The day East London soared into South African aviation history
Updated: Jul 3
It was the summer of 1909. Orville Wright had taken to the skies just four years earlier and around the world, interest in mechanical flight was growing rapidly.
In South Africa, writes Jade Davenport in Engineering News, the East London Town Council took the initiative by issuing a public notice inviting the demonstration of any aeroplane or ‘flying machine’ at the town’s forthcoming Gala Season in December.
"That invitation was duly taken up by the firm of Howard Farrar & Co, the well-known manufacturer of mining and general machinery, which offered to import one of the most modern aircraft and an aviator for the event.

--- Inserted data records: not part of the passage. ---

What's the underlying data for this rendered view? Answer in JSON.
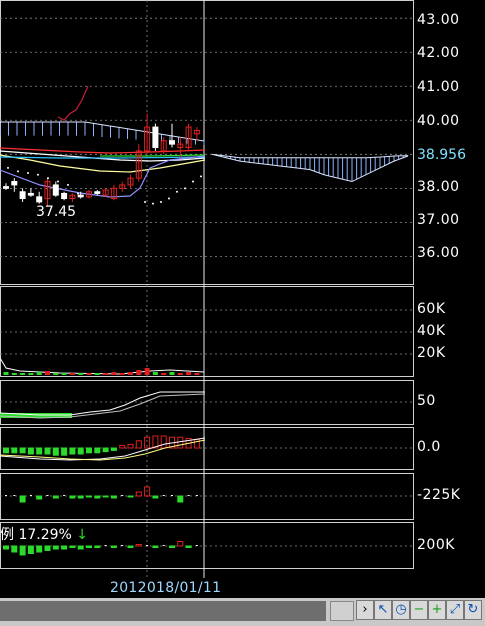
{
  "chart_data": [
    {
      "type": "candlestick",
      "panel": "price",
      "y_ticks": [
        "43.00",
        "42.00",
        "41.00",
        "40.00",
        "39.00",
        "38.00",
        "37.00",
        "36.00"
      ],
      "ylim": [
        35.6,
        43.3
      ],
      "last_price": "38.956",
      "low_label": "37.45",
      "candles": [
        {
          "o": 38.05,
          "h": 38.15,
          "l": 37.95,
          "c": 38.0
        },
        {
          "o": 38.2,
          "h": 38.3,
          "l": 37.9,
          "c": 38.1
        },
        {
          "o": 37.9,
          "h": 38.0,
          "l": 37.6,
          "c": 37.7
        },
        {
          "o": 37.85,
          "h": 38.0,
          "l": 37.75,
          "c": 37.8
        },
        {
          "o": 37.75,
          "h": 37.9,
          "l": 37.55,
          "c": 37.6
        },
        {
          "o": 37.7,
          "h": 38.3,
          "l": 37.45,
          "c": 38.2
        },
        {
          "o": 38.1,
          "h": 38.2,
          "l": 37.75,
          "c": 37.8
        },
        {
          "o": 37.85,
          "h": 37.9,
          "l": 37.65,
          "c": 37.7
        },
        {
          "o": 37.7,
          "h": 37.85,
          "l": 37.6,
          "c": 37.8
        },
        {
          "o": 37.8,
          "h": 37.9,
          "l": 37.7,
          "c": 37.75
        },
        {
          "o": 37.75,
          "h": 37.95,
          "l": 37.7,
          "c": 37.9
        },
        {
          "o": 37.9,
          "h": 37.95,
          "l": 37.8,
          "c": 37.85
        },
        {
          "o": 37.8,
          "h": 38.0,
          "l": 37.75,
          "c": 37.95
        },
        {
          "o": 37.7,
          "h": 38.1,
          "l": 37.65,
          "c": 38.0
        },
        {
          "o": 38.0,
          "h": 38.2,
          "l": 37.9,
          "c": 38.1
        },
        {
          "o": 38.1,
          "h": 38.4,
          "l": 38.0,
          "c": 38.3
        },
        {
          "o": 38.3,
          "h": 39.3,
          "l": 38.2,
          "c": 39.1
        },
        {
          "o": 39.1,
          "h": 40.2,
          "l": 39.0,
          "c": 39.8
        },
        {
          "o": 39.8,
          "h": 39.9,
          "l": 39.1,
          "c": 39.2
        },
        {
          "o": 39.1,
          "h": 39.5,
          "l": 39.0,
          "c": 39.4
        },
        {
          "o": 39.4,
          "h": 39.9,
          "l": 39.2,
          "c": 39.3
        },
        {
          "o": 39.2,
          "h": 39.5,
          "l": 38.9,
          "c": 39.3
        },
        {
          "o": 39.2,
          "h": 39.9,
          "l": 39.1,
          "c": 39.8
        },
        {
          "o": 39.6,
          "h": 39.8,
          "l": 39.4,
          "c": 39.7
        }
      ],
      "red_line": [
        40.1,
        40.0,
        40.2,
        40.3,
        40.6,
        41.0
      ],
      "dots": [
        38.6,
        38.5,
        38.45,
        38.4,
        38.3,
        38.2,
        38.1,
        37.85,
        37.6,
        37.55,
        37.6,
        37.7,
        37.9,
        38.0,
        38.2,
        38.35
      ],
      "cloud_top": [
        39.0,
        38.9,
        38.8,
        38.75,
        38.7,
        38.65,
        38.6,
        38.55,
        38.4,
        38.3,
        38.2,
        38.4,
        38.6,
        38.8,
        38.95
      ],
      "cloud_bottom": [
        39.0,
        38.95,
        38.9,
        38.9,
        38.9,
        38.9,
        38.9,
        38.9,
        38.9,
        38.9,
        38.9,
        38.9,
        38.92,
        38.95,
        38.96
      ]
    },
    {
      "type": "bar",
      "panel": "volume",
      "y_ticks": [
        "60K",
        "40K",
        "20K"
      ],
      "ylim": [
        0,
        75000
      ]
    },
    {
      "type": "line",
      "panel": "oscillator",
      "y_ticks": [
        "50"
      ],
      "ylim": [
        0,
        100
      ]
    },
    {
      "type": "bar",
      "panel": "macd",
      "y_ticks": [
        "0.0"
      ],
      "ylim": [
        -1,
        1
      ]
    },
    {
      "type": "bar",
      "panel": "indicator4",
      "y_ticks": [
        "-225K"
      ]
    },
    {
      "type": "bar",
      "panel": "indicator5",
      "y_ticks": [
        "200K"
      ],
      "label": "例 17.29%"
    }
  ],
  "date_label": "2018/01/11",
  "date_prev_fragment": "201",
  "colors": {
    "up": "#e02020",
    "down": "#ffffff",
    "grid": "#8a8a8a",
    "cloud": "#8fb2ff",
    "green": "#2adb2a",
    "accent": "#7fe0ff"
  },
  "toolbar": {
    "buttons": [
      "scroll-right",
      "cursor",
      "clock",
      "zoom-out",
      "zoom-in",
      "link",
      "refresh"
    ]
  }
}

Thus, a Voisin biplane and accompanying French pilot, Albert Kimmerling, arrived in East London in December 1909 to take up the challenge.
The show was held at the then-Nahoon Racecourse, now the site of Stirling High School, East London, where French aviator Albert Kimmerling piloted his biplane into the sky and travelled twice over the racecourse.
Such was the historic significance of the flight, writes Davenport, that a commemorative plaque was erected in 1978 on the corner of Gleneagles and John Bailie roads, just outside Stirling High School.
Following the hustoric flight, Kimmerling moved the plane up to the Transvaal where he made three more flights at Sydenham Hill near Orange Grove.
On the 19 March 1910 he flew the first fare paying passenger in South Africa, when Thomas Thornton of the South African Aero Club paid £100 for a flight.
Kimmerling returned to his native France later that year and settled in Miramas, in the south of the country, where he eventually ran an aviation school.
Sadly, Albert Kimmerling died in 1912 - just three years after his historic East London flight when he was still only 29 years old - when his 2-seater Sommer monoplane crashed during a test flight. On the 5 August 1912, the city of Lyon honoured him by named a street after him - Rue Kimmerling.